- _Source records_
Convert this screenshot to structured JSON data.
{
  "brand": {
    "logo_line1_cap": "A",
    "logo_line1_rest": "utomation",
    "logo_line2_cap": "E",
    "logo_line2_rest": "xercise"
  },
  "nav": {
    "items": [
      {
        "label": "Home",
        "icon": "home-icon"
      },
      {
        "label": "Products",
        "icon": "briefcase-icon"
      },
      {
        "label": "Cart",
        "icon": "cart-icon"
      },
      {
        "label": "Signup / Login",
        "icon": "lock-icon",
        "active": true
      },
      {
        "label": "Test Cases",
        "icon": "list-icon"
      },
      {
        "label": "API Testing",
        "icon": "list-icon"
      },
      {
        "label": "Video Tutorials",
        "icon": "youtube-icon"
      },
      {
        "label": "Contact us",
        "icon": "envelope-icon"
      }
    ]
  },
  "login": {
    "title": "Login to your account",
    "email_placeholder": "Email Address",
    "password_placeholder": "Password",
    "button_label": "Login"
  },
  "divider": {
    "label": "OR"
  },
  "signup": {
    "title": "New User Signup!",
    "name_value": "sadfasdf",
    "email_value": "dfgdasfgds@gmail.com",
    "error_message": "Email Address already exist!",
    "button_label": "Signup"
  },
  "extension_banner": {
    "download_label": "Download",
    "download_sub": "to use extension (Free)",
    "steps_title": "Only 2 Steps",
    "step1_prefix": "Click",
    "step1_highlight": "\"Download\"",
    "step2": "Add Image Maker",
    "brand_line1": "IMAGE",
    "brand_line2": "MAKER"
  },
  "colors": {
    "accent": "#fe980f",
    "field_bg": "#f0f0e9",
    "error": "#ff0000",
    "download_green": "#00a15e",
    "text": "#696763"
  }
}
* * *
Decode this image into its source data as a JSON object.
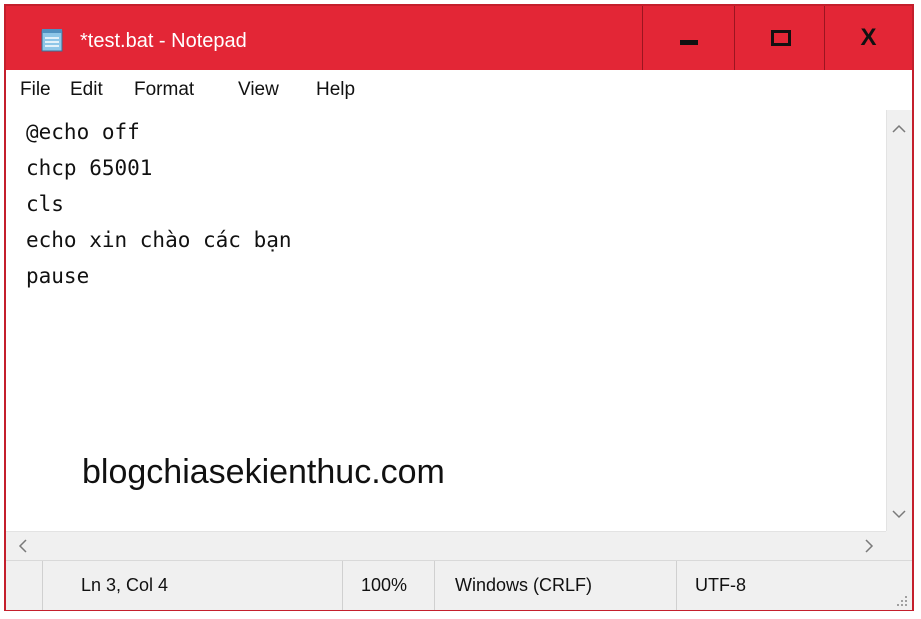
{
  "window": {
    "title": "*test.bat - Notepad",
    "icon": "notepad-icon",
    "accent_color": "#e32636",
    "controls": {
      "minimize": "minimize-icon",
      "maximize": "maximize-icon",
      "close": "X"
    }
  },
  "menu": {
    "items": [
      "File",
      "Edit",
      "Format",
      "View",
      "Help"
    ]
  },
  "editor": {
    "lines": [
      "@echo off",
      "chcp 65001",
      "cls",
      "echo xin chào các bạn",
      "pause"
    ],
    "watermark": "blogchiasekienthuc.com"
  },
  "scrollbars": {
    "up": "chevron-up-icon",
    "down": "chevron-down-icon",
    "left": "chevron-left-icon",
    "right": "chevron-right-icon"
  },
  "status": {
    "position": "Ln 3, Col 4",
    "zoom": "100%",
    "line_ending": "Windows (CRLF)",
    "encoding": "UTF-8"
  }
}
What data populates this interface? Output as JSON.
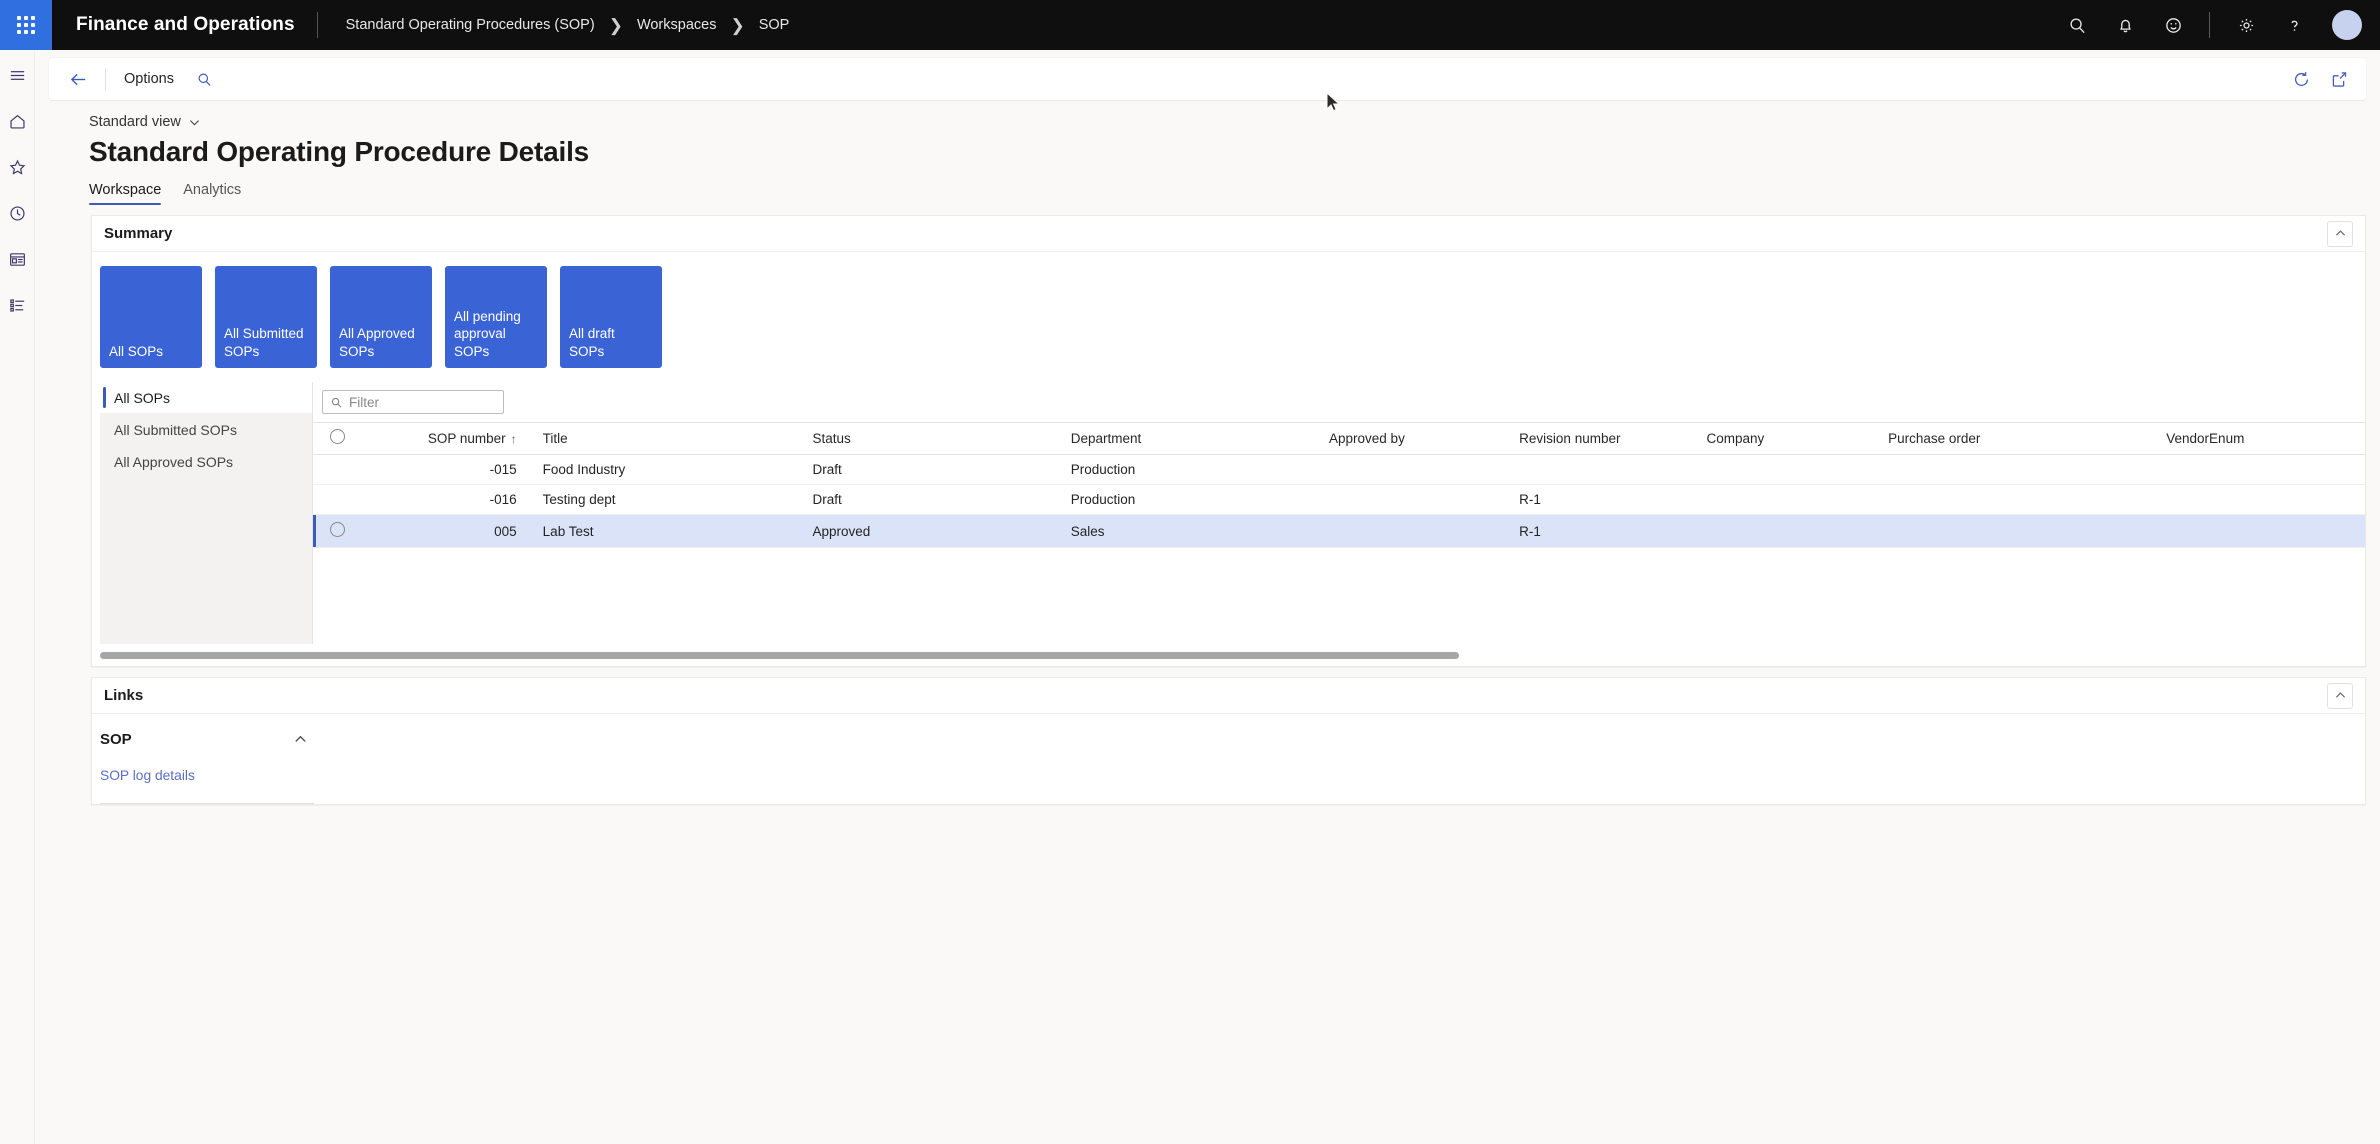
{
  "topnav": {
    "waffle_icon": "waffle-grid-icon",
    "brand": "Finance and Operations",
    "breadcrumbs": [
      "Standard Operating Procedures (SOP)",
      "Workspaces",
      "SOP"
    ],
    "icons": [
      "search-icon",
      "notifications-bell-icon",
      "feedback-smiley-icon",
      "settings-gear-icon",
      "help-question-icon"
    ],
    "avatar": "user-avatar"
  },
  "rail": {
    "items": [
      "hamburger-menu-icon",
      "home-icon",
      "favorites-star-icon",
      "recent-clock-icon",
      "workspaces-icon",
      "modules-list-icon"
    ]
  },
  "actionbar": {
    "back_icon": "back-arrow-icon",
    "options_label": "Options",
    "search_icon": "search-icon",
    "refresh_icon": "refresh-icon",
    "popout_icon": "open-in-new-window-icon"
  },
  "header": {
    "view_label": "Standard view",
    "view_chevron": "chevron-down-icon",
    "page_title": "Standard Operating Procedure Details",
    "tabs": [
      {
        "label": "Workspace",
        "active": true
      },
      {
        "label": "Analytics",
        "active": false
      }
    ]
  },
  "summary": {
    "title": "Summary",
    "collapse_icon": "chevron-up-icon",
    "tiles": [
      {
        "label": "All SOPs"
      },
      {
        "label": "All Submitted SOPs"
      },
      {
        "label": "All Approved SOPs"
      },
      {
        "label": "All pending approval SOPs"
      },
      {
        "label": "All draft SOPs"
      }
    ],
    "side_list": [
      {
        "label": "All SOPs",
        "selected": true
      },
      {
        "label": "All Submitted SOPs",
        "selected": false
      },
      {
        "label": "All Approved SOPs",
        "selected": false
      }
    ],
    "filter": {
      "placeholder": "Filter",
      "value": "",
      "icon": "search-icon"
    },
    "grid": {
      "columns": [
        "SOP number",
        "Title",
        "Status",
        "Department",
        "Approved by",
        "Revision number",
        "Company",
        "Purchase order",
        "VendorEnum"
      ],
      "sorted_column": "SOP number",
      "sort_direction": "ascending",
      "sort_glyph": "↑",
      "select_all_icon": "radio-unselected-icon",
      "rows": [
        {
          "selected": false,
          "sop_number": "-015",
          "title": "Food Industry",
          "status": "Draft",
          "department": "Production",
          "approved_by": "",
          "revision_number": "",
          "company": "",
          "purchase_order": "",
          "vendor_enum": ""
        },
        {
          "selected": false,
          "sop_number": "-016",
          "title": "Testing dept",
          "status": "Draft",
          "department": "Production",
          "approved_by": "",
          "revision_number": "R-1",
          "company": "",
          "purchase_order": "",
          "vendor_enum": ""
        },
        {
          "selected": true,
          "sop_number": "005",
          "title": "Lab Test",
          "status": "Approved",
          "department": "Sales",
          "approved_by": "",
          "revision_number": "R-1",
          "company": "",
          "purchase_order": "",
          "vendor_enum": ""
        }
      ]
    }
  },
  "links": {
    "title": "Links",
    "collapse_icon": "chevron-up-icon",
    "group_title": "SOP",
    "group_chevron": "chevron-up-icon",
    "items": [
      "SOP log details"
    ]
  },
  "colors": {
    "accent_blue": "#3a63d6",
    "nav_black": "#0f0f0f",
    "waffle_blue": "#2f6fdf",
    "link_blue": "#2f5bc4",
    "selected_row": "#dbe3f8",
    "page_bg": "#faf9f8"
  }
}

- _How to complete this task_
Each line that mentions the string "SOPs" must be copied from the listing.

- _Output for this exercise_
        "label": "All SOPs"
        "label": "All Submitted SOPs"
        "label": "All Approved SOPs"
        "label": "All pending approval SOPs"
        "label": "All draft SOPs"
        "label": "All SOPs",
        "label": "All Submitted SOPs",
        "label": "All Approved SOPs",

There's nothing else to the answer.